Christian groups have protested the ads, claiming that God must be included in the discussion of good and evil. CNN reports this comment from American Family Association president Tim Wildmon:

“It’s a stupid ad,” he said. “How do we define ‘good’ if we don’t believe in God? God in his word, the Bible, tells us what’s good and bad and right and wrong. If we are each ourselves defining what’s good, it’s going to be a crazy world.”

So does this mean that Christians only do what’s right because God says it is? And of course the corollary, if you don’t do good, as defined by God, then you’ll be punished? So…to carry that out to it’s logical conclusion, the only reason you’re good is…to get a specific reward. The same thing as Santa Claus.

Fred Edwords, of the AHA, says that the message of the Humanists is that anyone can have moral values, “as a natural result of who we are as a species and who we have become as a civilization. Each one of us knows what it means, generally, to be ethical. We may disagree on specific details…but we all get the basic idea.”

In dealing with my children, their autism often comes between them and their decision-making process. They also take what we say very literally, and cling to it with the fiber of their being.  So what message do we give them when we say there is a Santa Claus and then a few years later, point out that there isn’t and we lied to them? It really throws them to the point of meltdowns, bad behavior and loss of trust.
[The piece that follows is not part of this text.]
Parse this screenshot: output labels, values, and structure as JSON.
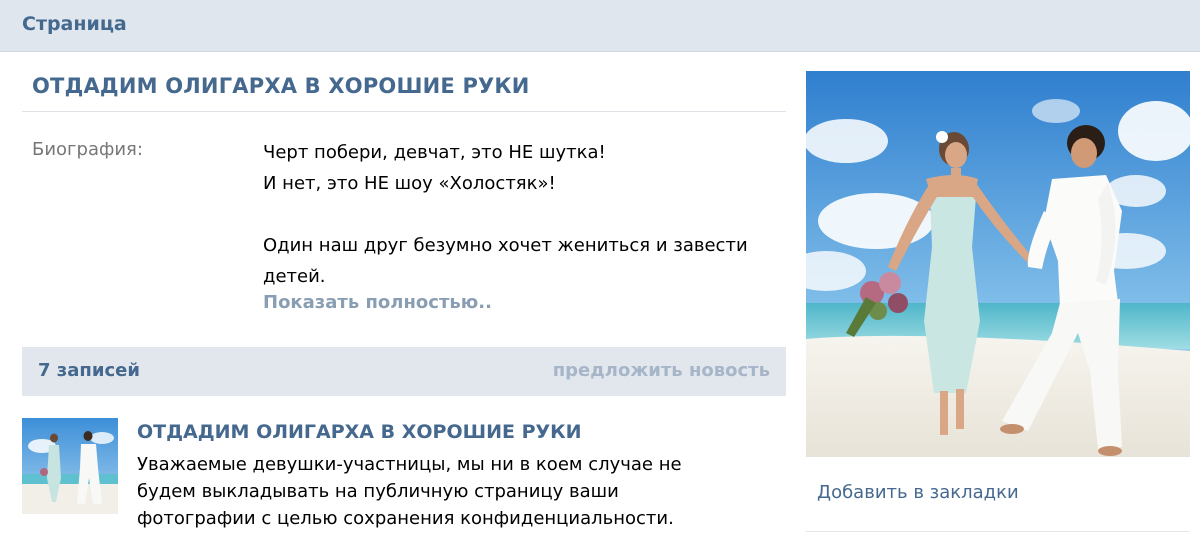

Wouldn’t it be better to teach them that we all, Christian, Humanist, Muslim, Jew, Buddhist–take your pick!–that we all should be good because it’s the right thing to do? Not to gain some reward or get a pat on the head or to impress some other person–but because we can make choices that are part of the greater good? Take that literally. We’d all be better off.